▶ **What the task asks**:
From the listing below, extract every line containing "саме".

▶ **Records supplied**:
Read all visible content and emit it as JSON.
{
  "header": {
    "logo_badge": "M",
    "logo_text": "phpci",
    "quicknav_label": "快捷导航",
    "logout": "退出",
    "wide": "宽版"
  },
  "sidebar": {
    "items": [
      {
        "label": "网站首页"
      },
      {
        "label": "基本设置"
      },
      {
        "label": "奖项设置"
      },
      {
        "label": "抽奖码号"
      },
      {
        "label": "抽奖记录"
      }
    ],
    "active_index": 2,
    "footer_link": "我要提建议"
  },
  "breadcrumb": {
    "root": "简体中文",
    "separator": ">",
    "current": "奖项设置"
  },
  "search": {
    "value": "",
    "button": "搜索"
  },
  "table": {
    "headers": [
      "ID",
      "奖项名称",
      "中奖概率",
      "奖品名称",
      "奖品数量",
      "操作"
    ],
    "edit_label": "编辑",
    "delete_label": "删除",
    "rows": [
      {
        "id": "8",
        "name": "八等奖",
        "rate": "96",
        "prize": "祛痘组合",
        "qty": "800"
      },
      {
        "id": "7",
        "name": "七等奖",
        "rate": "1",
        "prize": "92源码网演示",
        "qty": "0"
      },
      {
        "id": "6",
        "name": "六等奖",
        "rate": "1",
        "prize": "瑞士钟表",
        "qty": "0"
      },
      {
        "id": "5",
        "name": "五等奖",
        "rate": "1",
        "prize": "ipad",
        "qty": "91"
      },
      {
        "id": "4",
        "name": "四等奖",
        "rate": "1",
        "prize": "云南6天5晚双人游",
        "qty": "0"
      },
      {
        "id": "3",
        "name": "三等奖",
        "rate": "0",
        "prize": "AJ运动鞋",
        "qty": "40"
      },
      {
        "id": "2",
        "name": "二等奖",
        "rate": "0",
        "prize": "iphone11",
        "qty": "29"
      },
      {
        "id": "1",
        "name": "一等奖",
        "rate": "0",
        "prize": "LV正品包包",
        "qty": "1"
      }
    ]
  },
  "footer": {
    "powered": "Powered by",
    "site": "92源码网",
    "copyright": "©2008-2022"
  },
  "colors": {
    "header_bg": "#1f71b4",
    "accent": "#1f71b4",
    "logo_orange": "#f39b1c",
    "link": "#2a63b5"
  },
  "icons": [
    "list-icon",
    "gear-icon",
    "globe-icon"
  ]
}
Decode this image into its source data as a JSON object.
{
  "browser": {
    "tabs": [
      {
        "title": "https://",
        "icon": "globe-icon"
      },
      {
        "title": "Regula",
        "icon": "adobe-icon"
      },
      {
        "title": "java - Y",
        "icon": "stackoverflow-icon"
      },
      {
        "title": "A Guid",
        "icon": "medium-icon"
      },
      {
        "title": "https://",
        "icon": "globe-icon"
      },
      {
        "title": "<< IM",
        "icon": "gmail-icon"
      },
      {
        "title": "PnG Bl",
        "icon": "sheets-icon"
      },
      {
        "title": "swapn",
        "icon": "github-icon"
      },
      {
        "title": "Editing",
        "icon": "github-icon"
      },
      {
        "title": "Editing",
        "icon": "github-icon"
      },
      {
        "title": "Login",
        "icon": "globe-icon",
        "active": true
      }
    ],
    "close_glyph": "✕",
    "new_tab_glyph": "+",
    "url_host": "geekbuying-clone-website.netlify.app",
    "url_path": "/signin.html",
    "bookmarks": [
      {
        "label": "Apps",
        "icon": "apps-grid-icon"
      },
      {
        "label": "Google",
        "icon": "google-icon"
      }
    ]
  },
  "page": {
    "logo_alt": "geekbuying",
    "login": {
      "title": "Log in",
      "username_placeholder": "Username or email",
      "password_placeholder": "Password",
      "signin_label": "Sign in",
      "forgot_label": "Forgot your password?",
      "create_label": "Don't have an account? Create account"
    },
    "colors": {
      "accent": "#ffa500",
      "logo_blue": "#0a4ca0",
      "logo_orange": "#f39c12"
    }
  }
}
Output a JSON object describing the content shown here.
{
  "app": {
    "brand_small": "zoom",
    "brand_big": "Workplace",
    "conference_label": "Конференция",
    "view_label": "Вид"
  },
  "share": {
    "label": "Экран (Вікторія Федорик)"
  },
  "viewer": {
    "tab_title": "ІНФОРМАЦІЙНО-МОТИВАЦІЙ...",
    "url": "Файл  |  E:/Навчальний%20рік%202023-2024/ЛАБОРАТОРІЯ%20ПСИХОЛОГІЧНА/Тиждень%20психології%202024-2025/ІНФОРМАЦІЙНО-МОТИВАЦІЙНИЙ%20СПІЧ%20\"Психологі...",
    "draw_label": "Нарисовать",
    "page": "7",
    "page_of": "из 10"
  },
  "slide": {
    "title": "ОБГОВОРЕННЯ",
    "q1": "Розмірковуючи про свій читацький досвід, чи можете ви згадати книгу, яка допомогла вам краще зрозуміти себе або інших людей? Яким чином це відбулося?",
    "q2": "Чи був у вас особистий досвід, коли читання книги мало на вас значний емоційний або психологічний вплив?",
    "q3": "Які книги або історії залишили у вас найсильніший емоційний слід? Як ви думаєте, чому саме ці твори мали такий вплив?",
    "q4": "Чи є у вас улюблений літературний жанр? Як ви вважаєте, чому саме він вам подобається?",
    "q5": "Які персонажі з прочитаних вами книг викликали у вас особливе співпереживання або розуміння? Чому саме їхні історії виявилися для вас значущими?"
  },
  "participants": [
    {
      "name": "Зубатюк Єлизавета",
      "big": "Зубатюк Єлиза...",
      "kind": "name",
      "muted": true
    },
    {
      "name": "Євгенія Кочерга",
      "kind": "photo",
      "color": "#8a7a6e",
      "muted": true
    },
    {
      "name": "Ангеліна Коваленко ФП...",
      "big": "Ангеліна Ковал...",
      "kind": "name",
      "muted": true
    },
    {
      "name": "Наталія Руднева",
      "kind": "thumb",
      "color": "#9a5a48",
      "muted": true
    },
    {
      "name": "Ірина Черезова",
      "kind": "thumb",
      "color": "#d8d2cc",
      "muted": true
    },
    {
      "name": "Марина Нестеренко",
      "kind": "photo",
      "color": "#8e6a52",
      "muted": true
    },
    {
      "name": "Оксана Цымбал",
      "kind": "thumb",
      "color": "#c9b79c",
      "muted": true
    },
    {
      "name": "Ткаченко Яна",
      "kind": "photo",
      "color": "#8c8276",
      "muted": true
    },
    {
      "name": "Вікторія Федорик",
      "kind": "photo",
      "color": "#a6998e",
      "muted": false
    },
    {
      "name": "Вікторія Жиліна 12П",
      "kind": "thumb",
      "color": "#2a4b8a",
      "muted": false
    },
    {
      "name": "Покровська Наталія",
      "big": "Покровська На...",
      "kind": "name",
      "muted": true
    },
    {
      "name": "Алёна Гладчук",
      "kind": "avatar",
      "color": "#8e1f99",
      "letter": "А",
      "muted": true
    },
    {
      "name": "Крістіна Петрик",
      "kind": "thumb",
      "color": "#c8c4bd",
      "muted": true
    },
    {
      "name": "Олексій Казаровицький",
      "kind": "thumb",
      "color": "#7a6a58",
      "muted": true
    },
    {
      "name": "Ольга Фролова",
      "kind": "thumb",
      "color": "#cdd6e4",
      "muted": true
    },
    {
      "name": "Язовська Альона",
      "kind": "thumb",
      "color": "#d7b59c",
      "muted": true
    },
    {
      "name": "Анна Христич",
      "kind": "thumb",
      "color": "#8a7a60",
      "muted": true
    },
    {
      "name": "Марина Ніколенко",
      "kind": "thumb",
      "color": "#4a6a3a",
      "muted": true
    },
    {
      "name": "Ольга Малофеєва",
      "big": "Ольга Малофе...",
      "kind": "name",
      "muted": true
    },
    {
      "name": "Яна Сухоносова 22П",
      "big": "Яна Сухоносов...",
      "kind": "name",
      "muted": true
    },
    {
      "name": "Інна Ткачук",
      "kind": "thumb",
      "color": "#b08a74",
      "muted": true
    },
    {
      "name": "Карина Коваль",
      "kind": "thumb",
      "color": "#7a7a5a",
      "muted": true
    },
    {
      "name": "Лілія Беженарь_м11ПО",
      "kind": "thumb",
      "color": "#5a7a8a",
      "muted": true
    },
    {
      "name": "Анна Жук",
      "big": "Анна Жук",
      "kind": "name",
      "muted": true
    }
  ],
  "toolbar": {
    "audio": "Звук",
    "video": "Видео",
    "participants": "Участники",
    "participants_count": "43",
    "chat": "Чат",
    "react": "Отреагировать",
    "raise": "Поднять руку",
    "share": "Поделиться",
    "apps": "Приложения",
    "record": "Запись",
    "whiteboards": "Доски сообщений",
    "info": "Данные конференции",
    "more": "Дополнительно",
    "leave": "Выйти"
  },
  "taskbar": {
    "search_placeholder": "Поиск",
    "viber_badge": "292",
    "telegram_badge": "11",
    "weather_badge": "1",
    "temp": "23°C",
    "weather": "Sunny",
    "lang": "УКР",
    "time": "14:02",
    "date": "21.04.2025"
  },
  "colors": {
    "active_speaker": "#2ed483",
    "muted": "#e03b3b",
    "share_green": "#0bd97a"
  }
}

▶ **Written answer**:
    "q3": "Які книги або історії залишили у вас найсильніший емоційний слід? Як ви думаєте, чому саме ці твори мали такий вплив?",
    "q4": "Чи є у вас улюблений літературний жанр? Як ви вважаєте, чому саме він вам подобається?",
    "q5": "Які персонажі з прочитаних вами книг викликали у вас особливе співпереживання або розуміння? Чому саме їхні історії виявилися для вас значущими?"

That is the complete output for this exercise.